Stored dataset items:
####################

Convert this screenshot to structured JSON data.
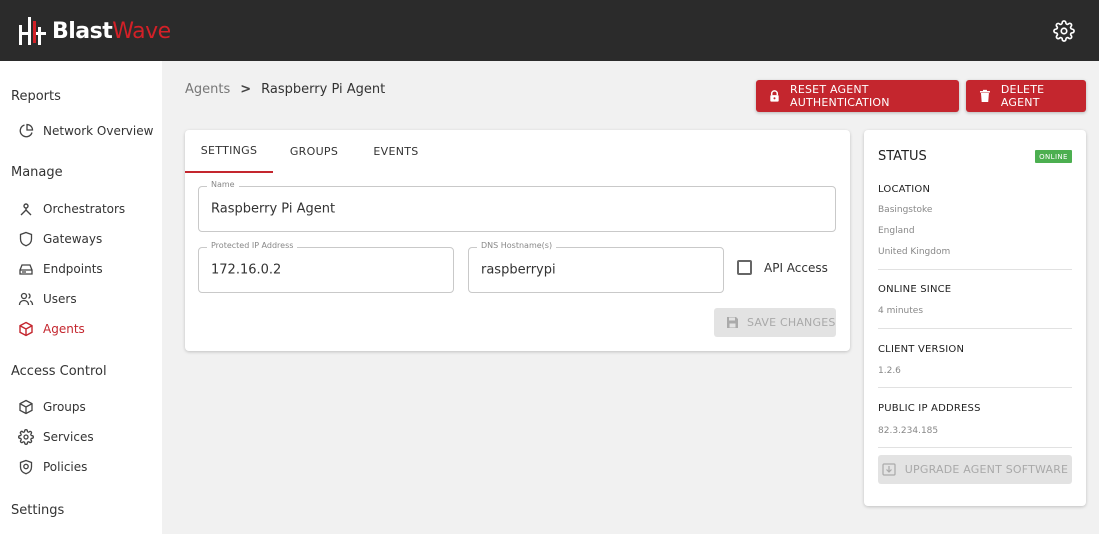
{
  "brand": {
    "name_part1": "Blast",
    "name_part2": "Wave",
    "accent": "#c4262e",
    "dark": "#2b2b2b"
  },
  "topbar": {
    "settings_icon": "gear-icon"
  },
  "sidebar": {
    "sections": {
      "reports": "Reports",
      "manage": "Manage",
      "access_control": "Access Control",
      "settings": "Settings"
    },
    "items": {
      "network_overview": {
        "label": "Network Overview",
        "icon": "pie-chart-icon"
      },
      "orchestrators": {
        "label": "Orchestrators",
        "icon": "hub-icon"
      },
      "gateways": {
        "label": "Gateways",
        "icon": "shield-icon"
      },
      "endpoints": {
        "label": "Endpoints",
        "icon": "drive-icon"
      },
      "users": {
        "label": "Users",
        "icon": "users-icon"
      },
      "agents": {
        "label": "Agents",
        "icon": "cube-icon",
        "active": true
      },
      "groups": {
        "label": "Groups",
        "icon": "box-icon"
      },
      "services": {
        "label": "Services",
        "icon": "gear-icon"
      },
      "policies": {
        "label": "Policies",
        "icon": "policy-icon"
      }
    }
  },
  "breadcrumb": {
    "parent": "Agents",
    "separator": ">",
    "current": "Raspberry Pi Agent"
  },
  "actions": {
    "reset_auth": "RESET AGENT AUTHENTICATION",
    "delete_agent": "DELETE AGENT"
  },
  "tabs": {
    "settings": "SETTINGS",
    "groups": "GROUPS",
    "events": "EVENTS",
    "active": "settings"
  },
  "form": {
    "name": {
      "label": "Name",
      "value": "Raspberry Pi Agent"
    },
    "protected_ip": {
      "label": "Protected IP Address",
      "value": "172.16.0.2"
    },
    "dns_hostname": {
      "label": "DNS Hostname(s)",
      "value": "raspberrypi"
    },
    "api_access": {
      "label": "API Access",
      "checked": false
    },
    "save_label": "SAVE CHANGES"
  },
  "status": {
    "title": "STATUS",
    "badge": "ONLINE",
    "location": {
      "label": "LOCATION",
      "city": "Basingstoke",
      "region": "England",
      "country": "United Kingdom"
    },
    "online_since": {
      "label": "ONLINE SINCE",
      "value": "4 minutes"
    },
    "client_version": {
      "label": "CLIENT VERSION",
      "value": "1.2.6"
    },
    "public_ip": {
      "label": "PUBLIC IP ADDRESS",
      "value": "82.3.234.185"
    },
    "upgrade_label": "UPGRADE AGENT SOFTWARE"
  }
}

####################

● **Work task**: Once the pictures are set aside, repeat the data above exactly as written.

● **Response box**:
Convert this screenshot to structured JSON data.
{
  "brand": {
    "name_part1": "Blast",
    "name_part2": "Wave",
    "accent": "#c4262e",
    "dark": "#2b2b2b"
  },
  "topbar": {
    "settings_icon": "gear-icon"
  },
  "sidebar": {
    "sections": {
      "reports": "Reports",
      "manage": "Manage",
      "access_control": "Access Control",
      "settings": "Settings"
    },
    "items": {
      "network_overview": {
        "label": "Network Overview",
        "icon": "pie-chart-icon"
      },
      "orchestrators": {
        "label": "Orchestrators",
        "icon": "hub-icon"
      },
      "gateways": {
        "label": "Gateways",
        "icon": "shield-icon"
      },
      "endpoints": {
        "label": "Endpoints",
        "icon": "drive-icon"
      },
      "users": {
        "label": "Users",
        "icon": "users-icon"
      },
      "agents": {
        "label": "Agents",
        "icon": "cube-icon",
        "active": true
      },
      "groups": {
        "label": "Groups",
        "icon": "box-icon"
      },
      "services": {
        "label": "Services",
        "icon": "gear-icon"
      },
      "policies": {
        "label": "Policies",
        "icon": "policy-icon"
      }
    }
  },
  "breadcrumb": {
    "parent": "Agents",
    "separator": ">",
    "current": "Raspberry Pi Agent"
  },
  "actions": {
    "reset_auth": "RESET AGENT AUTHENTICATION",
    "delete_agent": "DELETE AGENT"
  },
  "tabs": {
    "settings": "SETTINGS",
    "groups": "GROUPS",
    "events": "EVENTS",
    "active": "settings"
  },
  "form": {
    "name": {
      "label": "Name",
      "value": "Raspberry Pi Agent"
    },
    "protected_ip": {
      "label": "Protected IP Address",
      "value": "172.16.0.2"
    },
    "dns_hostname": {
      "label": "DNS Hostname(s)",
      "value": "raspberrypi"
    },
    "api_access": {
      "label": "API Access",
      "checked": false
    },
    "save_label": "SAVE CHANGES"
  },
  "status": {
    "title": "STATUS",
    "badge": "ONLINE",
    "location": {
      "label": "LOCATION",
      "city": "Basingstoke",
      "region": "England",
      "country": "United Kingdom"
    },
    "online_since": {
      "label": "ONLINE SINCE",
      "value": "4 minutes"
    },
    "client_version": {
      "label": "CLIENT VERSION",
      "value": "1.2.6"
    },
    "public_ip": {
      "label": "PUBLIC IP ADDRESS",
      "value": "82.3.234.185"
    },
    "upgrade_label": "UPGRADE AGENT SOFTWARE"
  }
}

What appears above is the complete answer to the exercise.